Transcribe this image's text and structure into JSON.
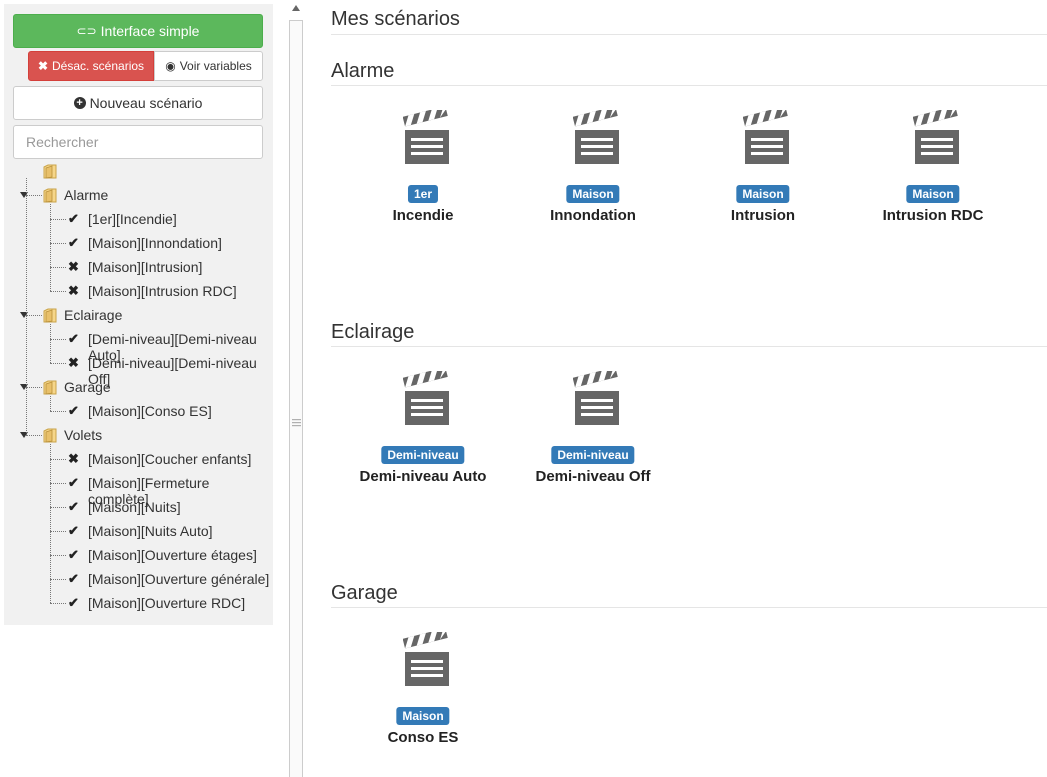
{
  "sidebar": {
    "simple_button": "Interface simple",
    "disable_button": "Désac. scénarios",
    "variables_button": "Voir variables",
    "new_button": "Nouveau scénario",
    "search_placeholder": "Rechercher",
    "groups": [
      {
        "label": "Alarme",
        "items": [
          {
            "label": "[1er][Incendie]",
            "enabled": true
          },
          {
            "label": "[Maison][Innondation]",
            "enabled": true
          },
          {
            "label": "[Maison][Intrusion]",
            "enabled": false
          },
          {
            "label": "[Maison][Intrusion RDC]",
            "enabled": false
          }
        ]
      },
      {
        "label": "Eclairage",
        "items": [
          {
            "label": "[Demi-niveau][Demi-niveau Auto]",
            "enabled": true
          },
          {
            "label": "[Demi-niveau][Demi-niveau Off]",
            "enabled": false
          }
        ]
      },
      {
        "label": "Garage",
        "items": [
          {
            "label": "[Maison][Conso ES]",
            "enabled": true
          }
        ]
      },
      {
        "label": "Volets",
        "items": [
          {
            "label": "[Maison][Coucher enfants]",
            "enabled": false
          },
          {
            "label": "[Maison][Fermeture complète]",
            "enabled": true
          },
          {
            "label": "[Maison][Nuits]",
            "enabled": true
          },
          {
            "label": "[Maison][Nuits Auto]",
            "enabled": true
          },
          {
            "label": "[Maison][Ouverture étages]",
            "enabled": true
          },
          {
            "label": "[Maison][Ouverture générale]",
            "enabled": true
          },
          {
            "label": "[Maison][Ouverture RDC]",
            "enabled": true
          }
        ]
      }
    ]
  },
  "main": {
    "title": "Mes scénarios",
    "sections": [
      {
        "title": "Alarme",
        "cards": [
          {
            "badge": "1er",
            "name": "Incendie"
          },
          {
            "badge": "Maison",
            "name": "Innondation"
          },
          {
            "badge": "Maison",
            "name": "Intrusion"
          },
          {
            "badge": "Maison",
            "name": "Intrusion RDC"
          }
        ]
      },
      {
        "title": "Eclairage",
        "cards": [
          {
            "badge": "Demi-niveau",
            "name": "Demi-niveau Auto"
          },
          {
            "badge": "Demi-niveau",
            "name": "Demi-niveau Off"
          }
        ]
      },
      {
        "title": "Garage",
        "cards": [
          {
            "badge": "Maison",
            "name": "Conso ES"
          }
        ]
      }
    ]
  },
  "colors": {
    "success": "#5cb85c",
    "danger": "#d9534f",
    "primary_badge": "#337ab7"
  }
}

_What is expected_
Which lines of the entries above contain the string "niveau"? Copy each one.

_Completed task_
            "label": "[Demi-niveau][Demi-niveau Auto]",
            "label": "[Demi-niveau][Demi-niveau Off]",
            "badge": "Demi-niveau",
            "name": "Demi-niveau Auto"
            "badge": "Demi-niveau",
            "name": "Demi-niveau Off"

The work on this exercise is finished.